Records drawn from a dataset
====================

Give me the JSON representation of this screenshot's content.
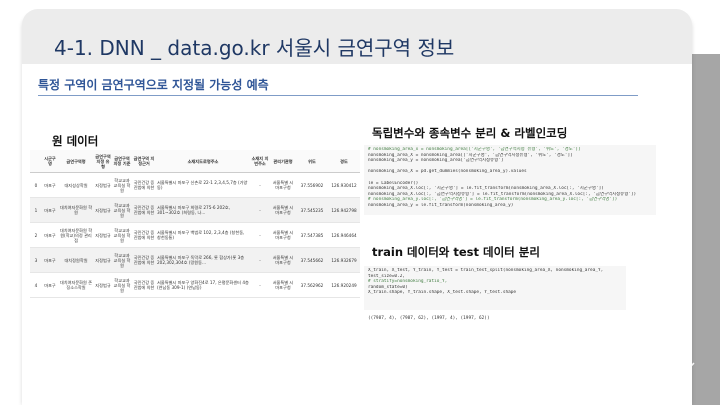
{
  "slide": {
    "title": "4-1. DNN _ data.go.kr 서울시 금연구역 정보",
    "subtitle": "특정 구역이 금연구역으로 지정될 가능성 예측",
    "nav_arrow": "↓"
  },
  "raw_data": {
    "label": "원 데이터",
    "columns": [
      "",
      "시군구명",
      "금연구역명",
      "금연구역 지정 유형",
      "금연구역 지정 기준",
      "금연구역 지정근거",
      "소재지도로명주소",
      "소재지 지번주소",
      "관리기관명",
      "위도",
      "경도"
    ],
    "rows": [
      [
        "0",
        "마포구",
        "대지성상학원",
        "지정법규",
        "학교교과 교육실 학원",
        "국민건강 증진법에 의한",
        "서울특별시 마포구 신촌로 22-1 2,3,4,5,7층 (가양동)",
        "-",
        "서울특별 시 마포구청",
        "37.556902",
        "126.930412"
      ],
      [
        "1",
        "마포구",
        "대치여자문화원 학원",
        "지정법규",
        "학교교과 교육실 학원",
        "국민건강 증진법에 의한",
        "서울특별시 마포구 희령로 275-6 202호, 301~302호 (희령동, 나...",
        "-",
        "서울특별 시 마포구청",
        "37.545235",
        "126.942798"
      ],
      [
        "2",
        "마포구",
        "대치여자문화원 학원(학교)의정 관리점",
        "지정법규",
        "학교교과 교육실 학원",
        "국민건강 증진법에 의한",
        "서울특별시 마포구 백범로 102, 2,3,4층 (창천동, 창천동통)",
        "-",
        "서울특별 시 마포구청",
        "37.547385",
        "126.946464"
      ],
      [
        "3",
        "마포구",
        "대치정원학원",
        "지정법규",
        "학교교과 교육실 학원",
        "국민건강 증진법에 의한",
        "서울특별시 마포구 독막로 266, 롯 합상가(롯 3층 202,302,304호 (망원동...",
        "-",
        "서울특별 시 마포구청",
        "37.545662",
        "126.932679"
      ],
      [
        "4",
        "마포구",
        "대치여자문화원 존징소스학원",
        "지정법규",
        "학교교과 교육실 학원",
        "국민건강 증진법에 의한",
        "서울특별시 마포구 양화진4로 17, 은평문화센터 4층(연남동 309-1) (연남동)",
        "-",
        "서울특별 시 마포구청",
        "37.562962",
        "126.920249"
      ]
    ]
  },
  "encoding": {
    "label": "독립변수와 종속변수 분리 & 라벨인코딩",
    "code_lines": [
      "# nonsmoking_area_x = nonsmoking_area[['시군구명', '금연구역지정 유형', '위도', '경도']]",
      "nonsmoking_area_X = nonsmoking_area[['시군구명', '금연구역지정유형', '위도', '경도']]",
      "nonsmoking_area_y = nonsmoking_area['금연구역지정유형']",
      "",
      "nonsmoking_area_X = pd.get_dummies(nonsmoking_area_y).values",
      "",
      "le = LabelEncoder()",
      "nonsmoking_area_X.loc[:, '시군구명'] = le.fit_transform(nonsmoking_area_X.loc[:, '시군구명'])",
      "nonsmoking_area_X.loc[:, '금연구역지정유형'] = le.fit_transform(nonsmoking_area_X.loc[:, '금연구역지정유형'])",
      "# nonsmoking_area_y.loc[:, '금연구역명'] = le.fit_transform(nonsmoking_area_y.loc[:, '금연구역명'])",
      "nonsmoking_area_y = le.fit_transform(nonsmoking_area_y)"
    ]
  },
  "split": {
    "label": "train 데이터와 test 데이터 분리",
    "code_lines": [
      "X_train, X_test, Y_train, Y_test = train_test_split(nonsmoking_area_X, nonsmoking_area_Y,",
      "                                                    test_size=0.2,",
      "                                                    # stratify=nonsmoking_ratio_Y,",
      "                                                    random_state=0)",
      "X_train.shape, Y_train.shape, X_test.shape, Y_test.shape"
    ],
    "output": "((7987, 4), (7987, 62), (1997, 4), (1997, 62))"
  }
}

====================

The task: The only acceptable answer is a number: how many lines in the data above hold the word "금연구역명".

Output for this task: 2